The Salion case-study paper discusses the introduction of software product lines to a small startup organisation, creating a new product for a new market. This posts takes a quick look at it.
A big distinction is made between proactive and reactive approaches. Proactive being trying to cover all your bases up front, and reactive being only incorporating variability when it arises. Reactive is essentially agile for product lines.
Salion had one product to begin with, and this original product served as the core assets for the product line as a whole. They had, at the start, “a product line with one product.” So a lot of what would traditionally be domain engineering and big design up front was pretty taken care of by already having made one app for one customer. They used customisation and refactoring to find emerging abstractions as new customers came on board.
They also removed the idea of doing domain engineering and application engineering as two separate stages.
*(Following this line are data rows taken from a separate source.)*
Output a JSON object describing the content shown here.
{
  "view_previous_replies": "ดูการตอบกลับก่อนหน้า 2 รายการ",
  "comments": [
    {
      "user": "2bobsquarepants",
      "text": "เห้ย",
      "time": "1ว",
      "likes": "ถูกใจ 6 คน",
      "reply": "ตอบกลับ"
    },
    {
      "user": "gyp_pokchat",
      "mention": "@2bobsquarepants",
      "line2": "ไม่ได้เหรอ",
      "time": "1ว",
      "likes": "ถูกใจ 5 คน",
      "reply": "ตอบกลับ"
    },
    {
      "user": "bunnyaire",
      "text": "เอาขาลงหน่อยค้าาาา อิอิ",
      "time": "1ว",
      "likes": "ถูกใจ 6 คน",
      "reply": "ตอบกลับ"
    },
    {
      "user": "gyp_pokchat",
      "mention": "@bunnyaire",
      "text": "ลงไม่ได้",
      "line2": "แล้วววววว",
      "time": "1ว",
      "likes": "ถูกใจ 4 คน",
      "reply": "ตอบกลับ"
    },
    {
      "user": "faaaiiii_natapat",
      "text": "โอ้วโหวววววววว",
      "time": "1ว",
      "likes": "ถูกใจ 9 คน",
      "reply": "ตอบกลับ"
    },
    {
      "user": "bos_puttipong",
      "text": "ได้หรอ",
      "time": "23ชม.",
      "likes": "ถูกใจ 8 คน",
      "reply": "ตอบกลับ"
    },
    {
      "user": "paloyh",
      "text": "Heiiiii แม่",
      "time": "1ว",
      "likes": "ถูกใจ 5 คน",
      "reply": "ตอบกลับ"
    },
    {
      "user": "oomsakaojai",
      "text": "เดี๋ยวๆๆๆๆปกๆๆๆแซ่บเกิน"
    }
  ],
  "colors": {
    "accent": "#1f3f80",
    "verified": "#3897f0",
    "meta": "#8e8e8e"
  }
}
It’s all just one thing, with a bunch of different products being pulled together from their core assets.
They say lessons learned were that a component based architecture and smart deployment strategy are useful. All products in the product line can always be automatically “manufactured”, or generated, from the evolving core asset base. This to me sounds similar to continuous delivery, just of multiple products based on different configurations.
Salion made the transition to a software product line approach in 2 person-months, and apparently has maintained 90-day time-to-market deployments for new customers. They made use of BigLever Gears software for their SPLE bits and pieces.
So in a nutshell
An agile approach to SPLE worked for these guys, who were a small startup at the time.